Joined: 10 Aug 2008
Posts: 6420 | TRs
Location: kenmore
iron
  Top

getting old
PostThu Nov 21, 2019 9:33 am 
Reply to topic Reply with quote
Bosterson wrote:
I expect Iron is asking about taking pictures of his children.

ding ding!

--------------
man, you go through life, you try to be nice to people, you struggle to resist the urge to punch 'em in the face, and for what?

--- moe sizlack
Back to top
View user's profile Search for posts by this user Send private message Send e-mail Reply to topic Reply with quote
GaliWalker
Have camera will use

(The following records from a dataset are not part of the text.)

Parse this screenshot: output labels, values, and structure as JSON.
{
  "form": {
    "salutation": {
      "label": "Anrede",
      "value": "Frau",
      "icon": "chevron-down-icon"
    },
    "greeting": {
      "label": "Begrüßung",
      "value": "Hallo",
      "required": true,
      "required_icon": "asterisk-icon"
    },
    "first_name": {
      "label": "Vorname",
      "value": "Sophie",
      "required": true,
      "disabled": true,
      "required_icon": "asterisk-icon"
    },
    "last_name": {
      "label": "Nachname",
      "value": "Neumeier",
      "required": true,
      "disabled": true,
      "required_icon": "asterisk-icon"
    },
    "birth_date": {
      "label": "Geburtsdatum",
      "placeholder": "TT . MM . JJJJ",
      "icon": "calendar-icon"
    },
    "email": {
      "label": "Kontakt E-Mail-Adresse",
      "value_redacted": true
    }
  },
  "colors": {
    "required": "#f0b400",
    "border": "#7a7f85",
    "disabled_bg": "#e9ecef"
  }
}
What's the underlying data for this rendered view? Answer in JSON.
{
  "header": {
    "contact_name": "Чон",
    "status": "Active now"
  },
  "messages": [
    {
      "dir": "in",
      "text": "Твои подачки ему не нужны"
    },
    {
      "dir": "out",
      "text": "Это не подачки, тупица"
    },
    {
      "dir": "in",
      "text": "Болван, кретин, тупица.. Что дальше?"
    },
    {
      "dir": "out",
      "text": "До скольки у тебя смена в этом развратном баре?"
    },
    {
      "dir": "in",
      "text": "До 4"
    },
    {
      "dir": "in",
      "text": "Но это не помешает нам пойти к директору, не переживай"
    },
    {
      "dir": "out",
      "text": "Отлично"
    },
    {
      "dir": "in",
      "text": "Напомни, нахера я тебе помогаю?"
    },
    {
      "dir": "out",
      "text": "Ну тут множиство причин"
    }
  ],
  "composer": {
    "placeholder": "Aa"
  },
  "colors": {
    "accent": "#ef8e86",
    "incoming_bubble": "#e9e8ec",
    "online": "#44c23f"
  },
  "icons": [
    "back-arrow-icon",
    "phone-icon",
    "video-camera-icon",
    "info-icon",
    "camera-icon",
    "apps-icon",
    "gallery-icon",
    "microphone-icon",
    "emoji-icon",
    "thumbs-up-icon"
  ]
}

Joined: 10 Dec 2007
Posts: 4161 | TRs
Location: Pittsburgh
GaliWalker
  Top

Have camera will use
PostThu Nov 21, 2019 10:48 am 
Reply to topic Reply with quote
At that distance I wouldn't worry too much about focusing and then recomposing, even at wide open apertures.

--------------
'Gali'Walker => 'Mountain-pass' walker
bobbi: "...don't you ever forget your camera!"
Photography: https://www.flickr.com/photos/shahiddurrani/albums
Back to top
View user's profile Search for posts by this user Send private message Reply to topic Reply with quote
  Display:     All times are GMT - 8 Hours
Forum Index > Photography Talk > focus and recompose
  Happy Birthday Otter, CampChamp, Wolfman!
Jump to:   
Search this topic:

You cannot post new topics in this forum
You cannot reply to topics in this forum
You cannot edit your posts in this forum
You cannot delete your posts in this forum
You cannot vote in polls in this forum
You cannot attach files in this forum
You can download files in this forum
   Use Disclaimer Powered by phpBB Privacy Policy